POCAHONTAS, Ark. – Dozens gathered in downtown Pocahontas on Wednesday morning to demand answers from the county clerk.
With a Sunday deadline looming for petitions to be ratified and verified, organizers of the Keep Revenue in Randolph County group, seeking to make the county ‘wet’ for alcohol sales, were informed of several hundred signatures being rejected from the submitted petitions.
Group chairman Linda Bowlin described some of the rejections as understandable but the majority of those rejected seemed to be over minute or petty reasons.
Randolph County Clerk Rhonda Blevins explained her rationale to the concerned group meeting Wednesday morning at the old courthouse in downtown Pocahontas. She claimed she was trying to perform her job without allowing her personal beliefs on the matter to influence her.
“Do you want me to do a job right or do you want me to lean one way or the other?” Blevins asked, seeming to be perturbed by the question. “We are trying to follow the law.”
However, Blevins had difficulty in following the law in 2015, when the U.S. Supreme Court legalized same-sex marriage. In the days that followed, Blevins told media outlets she was waiting on God to tell her what to do.
“This is totally different. My personal views is [sic] not interfering,” Blevins said. “I am doing this as legal as we know how.”
Blevins admitted to many mistakes during the rejection of signatures Wednesday morning, though. She and her office mistakenly rejected petition signatures who did not have three matching pieces of information to the voter registration. It was agreed upon Wednesday, including by Blevins, that only two (signature, birthdate, address) need to match.
Blevins also said she would not be rejecting petition signatures because the signatures do not match, and admitted her staff was not trained in recognizing handwriting. She said the process will begin once again and she will go back through the entire list of names again.
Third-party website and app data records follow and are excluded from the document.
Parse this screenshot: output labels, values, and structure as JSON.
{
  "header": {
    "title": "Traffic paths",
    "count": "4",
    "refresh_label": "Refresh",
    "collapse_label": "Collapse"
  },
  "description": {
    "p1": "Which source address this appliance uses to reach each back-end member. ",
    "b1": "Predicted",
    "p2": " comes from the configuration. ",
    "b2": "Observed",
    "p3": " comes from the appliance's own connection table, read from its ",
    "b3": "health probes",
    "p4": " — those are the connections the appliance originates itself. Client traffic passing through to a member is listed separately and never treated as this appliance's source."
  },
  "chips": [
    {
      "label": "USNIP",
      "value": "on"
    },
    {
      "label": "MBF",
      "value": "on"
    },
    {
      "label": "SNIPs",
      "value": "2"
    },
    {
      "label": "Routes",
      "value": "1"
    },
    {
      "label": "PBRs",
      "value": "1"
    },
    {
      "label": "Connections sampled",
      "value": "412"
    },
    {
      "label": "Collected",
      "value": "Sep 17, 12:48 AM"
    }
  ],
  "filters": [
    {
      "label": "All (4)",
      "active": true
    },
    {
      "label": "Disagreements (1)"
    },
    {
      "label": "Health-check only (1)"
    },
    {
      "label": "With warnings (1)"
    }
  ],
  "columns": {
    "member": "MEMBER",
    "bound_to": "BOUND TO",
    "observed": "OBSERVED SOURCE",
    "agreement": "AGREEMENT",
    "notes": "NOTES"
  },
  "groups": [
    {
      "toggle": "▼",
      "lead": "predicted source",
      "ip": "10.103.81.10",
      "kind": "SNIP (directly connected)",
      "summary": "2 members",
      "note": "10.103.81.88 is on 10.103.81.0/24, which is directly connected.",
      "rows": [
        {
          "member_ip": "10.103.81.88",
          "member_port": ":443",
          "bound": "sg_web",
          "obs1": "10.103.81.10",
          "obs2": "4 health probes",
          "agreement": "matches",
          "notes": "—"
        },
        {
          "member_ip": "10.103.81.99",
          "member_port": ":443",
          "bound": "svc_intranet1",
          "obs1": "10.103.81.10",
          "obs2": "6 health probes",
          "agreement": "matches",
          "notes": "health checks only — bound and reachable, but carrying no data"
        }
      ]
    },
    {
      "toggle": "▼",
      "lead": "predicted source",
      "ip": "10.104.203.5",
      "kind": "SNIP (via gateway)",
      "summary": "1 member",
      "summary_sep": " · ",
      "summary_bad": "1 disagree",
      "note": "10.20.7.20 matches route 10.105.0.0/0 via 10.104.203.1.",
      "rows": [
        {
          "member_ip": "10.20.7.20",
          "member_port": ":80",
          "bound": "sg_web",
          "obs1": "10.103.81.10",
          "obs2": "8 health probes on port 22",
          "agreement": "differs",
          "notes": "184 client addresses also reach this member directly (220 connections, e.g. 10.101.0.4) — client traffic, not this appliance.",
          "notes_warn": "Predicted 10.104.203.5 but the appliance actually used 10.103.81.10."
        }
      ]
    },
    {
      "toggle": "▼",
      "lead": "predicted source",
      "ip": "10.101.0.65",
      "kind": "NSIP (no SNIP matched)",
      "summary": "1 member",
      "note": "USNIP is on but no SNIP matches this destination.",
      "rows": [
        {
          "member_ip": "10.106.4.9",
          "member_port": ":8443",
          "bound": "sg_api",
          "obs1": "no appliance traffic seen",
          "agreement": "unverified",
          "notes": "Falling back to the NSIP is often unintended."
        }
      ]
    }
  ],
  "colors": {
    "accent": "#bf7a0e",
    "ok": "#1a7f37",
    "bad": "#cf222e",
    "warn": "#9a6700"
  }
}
What makes each rejection so important is, once a single signature is rejected on a petition page, the entire page of signatures is also rejected, even if they were all valid. This is not the only challenge, as a whopping 38 percent of registered Randolph County voters must sign the petition just to give voters in November the opportunity to vote yes or no. This is more people than who voted in the last election for county judge, Bowlin said.
Bowlin also said Blevins should be airing on the side of caution for voters’ rights, something she said Blevins did not appear to have always done in this situation.
The evidence seems to support this belief.
NEA Report obtained copies of a voter’s registration form, belonging to Kaffie Jean Smith. Smith’s signature on the registration form is in this photo:
However, Blevins office determined the above signature did not match the signature on the petition, visible here:
While no two signatures would be exact, the two resemble one another with the latter, obviously, being signed in more of a rush while the first, on the form, was signed with more time.
An easy-to-see difference between someone quickly signing a petition and someone methodically signing their registration form, right? Not to Blevins’ office. And we may know more about how so many mistakes similar to the one above were made.
An anonymous source shared a screenshot of a Randolph County deputy clerk’s Facebook status, posted as she processed petition signatures.
The post, visible only to those who are friends with Duff including the anonymous source, indicated she was listening to music while processing petitions and, potentially, rejecting hundreds of voters based on incorrect reasoning. By itself, this might not be a big detail but some were concerned with the lax attitude considering the number of mistakes made by Blevins’ office.
Bowlin was frantically trying to gather enough signatures to make up for those lost, but with only a few days before the deadline, she expressed frustration at Blevins efforts. In response, Blevins said she had “bent over backwards” to help Bowlin and the group’s petition.
Several questioned this, including one young lady who said she was a relative of Blevins. According to her, Blevins just returned from a vacation to the beach and had been unavailable for much of the time leading up to this week’s controversy.
And ironically, the relative of Blevins also said her signature was rejected by the county clerk for the petition.
(Featured photo by Molly Hilburn | NEA Report. Photo showed clerk Rhonda Blevins (left) in an exchange with chairman Linda Bowlin)